How should a textile manufacturer measure and evaluate the success of PLC implementation?

Success can be measured by improvements in production statistics, such as reduced cycle times and error rates, lower operating costs, increased throughput, and ROI analysis. Qualitative feedback from operators and maintenance staff also provides valuable insights.

What are some common challenges faced during PLC implementation in the apparel manufacturing sector?

Common challenges include initial high investment costs, cultural resistance to change, complexity of integration with existing systems, skills gap and need for training, and ensuring reliability and maintenance of the new system.

Can you give an example of a successful case study of PLC implementation in the textile or apparel industry?

While I can’t provide specific details, successful case studies typically showcase a company that has significantly increased productivity, reduced waste, and improved scalability after implementing a PLC system, often accompanied by favorable workforce adjustment and improved job satisfaction.

How has the use of PLCs evolved over time in textile and apparel manufacturing industries?

PLCs have evolved from simple relay replacements to complex systems capable of managing entire production lines.
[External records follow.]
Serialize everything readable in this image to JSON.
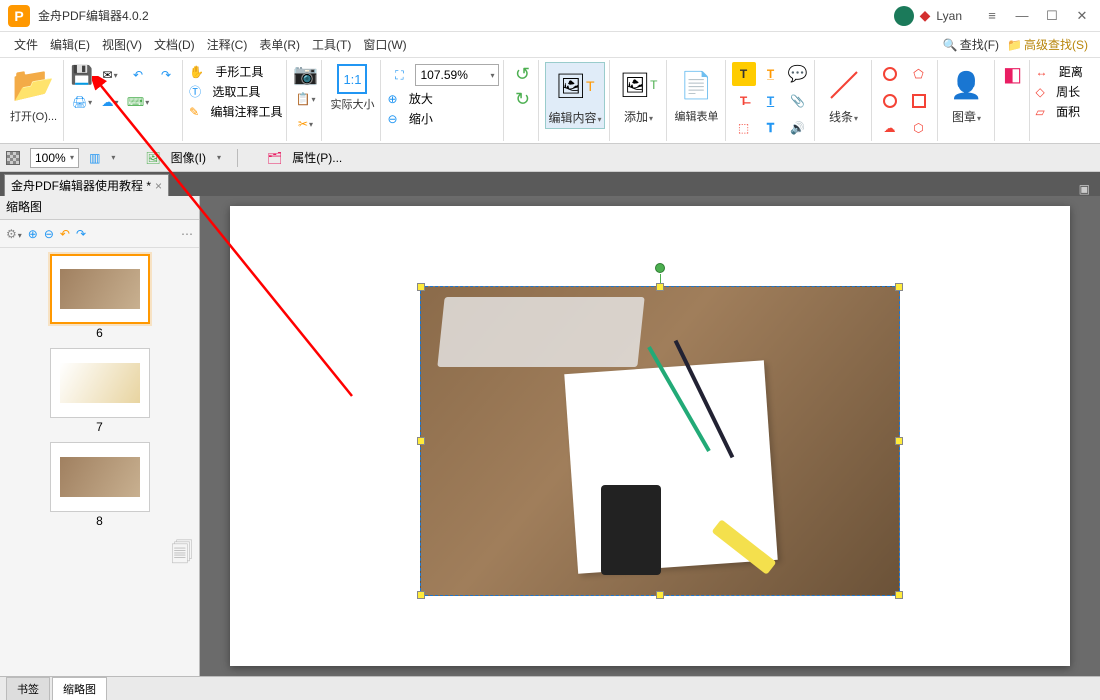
{
  "app": {
    "title": "金舟PDF编辑器4.0.2",
    "user": "Lyan"
  },
  "menus": {
    "file": "文件",
    "edit": "编辑(E)",
    "view": "视图(V)",
    "document": "文档(D)",
    "comment": "注释(C)",
    "form": "表单(R)",
    "tools": "工具(T)",
    "window": "窗口(W)",
    "find": "查找(F)",
    "advfind": "高级查找(S)"
  },
  "toolbar": {
    "open": "打开(O)...",
    "hand": "手形工具",
    "select": "选取工具",
    "annot": "编辑注释工具",
    "actual": "实际大小",
    "zoomval": "107.59%",
    "zoomin": "放大",
    "zoomout": "缩小",
    "editcontent": "编辑内容",
    "add": "添加",
    "editform": "编辑表单",
    "lines": "线条",
    "stamp": "图章",
    "distance": "距离",
    "perimeter": "周长",
    "area": "面积"
  },
  "subbar": {
    "zoom": "100%",
    "image": "图像(I)",
    "props": "属性(P)..."
  },
  "doc": {
    "tab": "金舟PDF编辑器使用教程 *"
  },
  "side": {
    "title": "缩略图",
    "p6": "6",
    "p7": "7",
    "p8": "8"
  },
  "bottom": {
    "bookmark": "书签",
    "thumbs": "缩略图"
  }
}
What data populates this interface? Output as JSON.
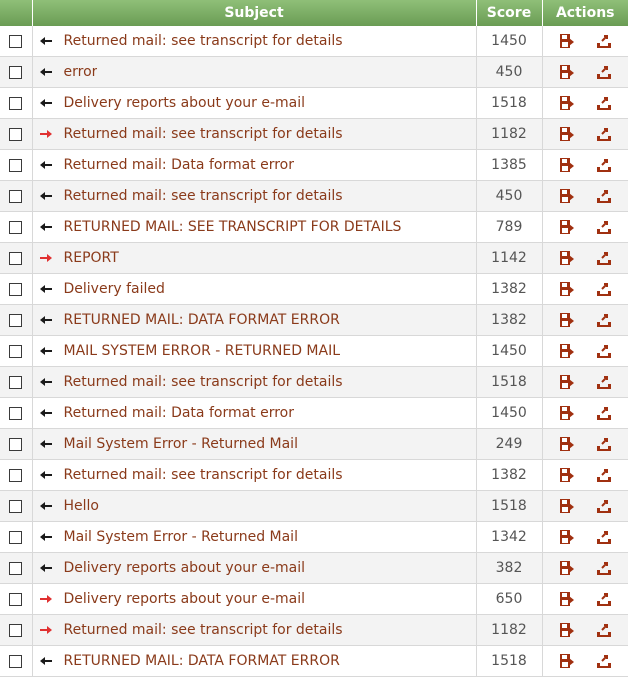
{
  "header": {
    "check": "",
    "subject": "Subject",
    "score": "Score",
    "actions": "Actions"
  },
  "colors": {
    "header_green": "#7aae63",
    "subject_text": "#8a3a1a",
    "incoming_arrow": "#1a1a1a",
    "outgoing_arrow": "#e03030",
    "action_icon": "#a03010"
  },
  "icons": {
    "incoming": "arrow-left-icon",
    "outgoing": "arrow-right-icon",
    "save": "save-disk-icon",
    "export": "export-icon"
  },
  "rows": [
    {
      "direction": "in",
      "subject": "Returned mail: see transcript for details",
      "score": "1450"
    },
    {
      "direction": "in",
      "subject": "error",
      "score": "450"
    },
    {
      "direction": "in",
      "subject": "Delivery reports about your e-mail",
      "score": "1518"
    },
    {
      "direction": "out",
      "subject": "Returned mail: see transcript for details",
      "score": "1182"
    },
    {
      "direction": "in",
      "subject": "Returned mail: Data format error",
      "score": "1385"
    },
    {
      "direction": "in",
      "subject": "Returned mail: see transcript for details",
      "score": "450"
    },
    {
      "direction": "in",
      "subject": "RETURNED MAIL: SEE TRANSCRIPT FOR DETAILS",
      "score": "789"
    },
    {
      "direction": "out",
      "subject": "REPORT",
      "score": "1142"
    },
    {
      "direction": "in",
      "subject": "Delivery failed",
      "score": "1382"
    },
    {
      "direction": "in",
      "subject": "RETURNED MAIL: DATA FORMAT ERROR",
      "score": "1382"
    },
    {
      "direction": "in",
      "subject": "MAIL SYSTEM ERROR - RETURNED MAIL",
      "score": "1450"
    },
    {
      "direction": "in",
      "subject": "Returned mail: see transcript for details",
      "score": "1518"
    },
    {
      "direction": "in",
      "subject": "Returned mail: Data format error",
      "score": "1450"
    },
    {
      "direction": "in",
      "subject": "Mail System Error - Returned Mail",
      "score": "249"
    },
    {
      "direction": "in",
      "subject": "Returned mail: see transcript for details",
      "score": "1382"
    },
    {
      "direction": "in",
      "subject": "Hello",
      "score": "1518"
    },
    {
      "direction": "in",
      "subject": "Mail System Error - Returned Mail",
      "score": "1342"
    },
    {
      "direction": "in",
      "subject": "Delivery reports about your e-mail",
      "score": "382"
    },
    {
      "direction": "out",
      "subject": "Delivery reports about your e-mail",
      "score": "650"
    },
    {
      "direction": "out",
      "subject": "Returned mail: see transcript for details",
      "score": "1182"
    },
    {
      "direction": "in",
      "subject": "RETURNED MAIL: DATA FORMAT ERROR",
      "score": "1518"
    }
  ]
}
Modern PLCs offer improved integration, flexibility, and data collection capabilities that support advanced analytics, IoT connectivity, and predictive maintenance, which have become increasingly critical in modern manufacturing.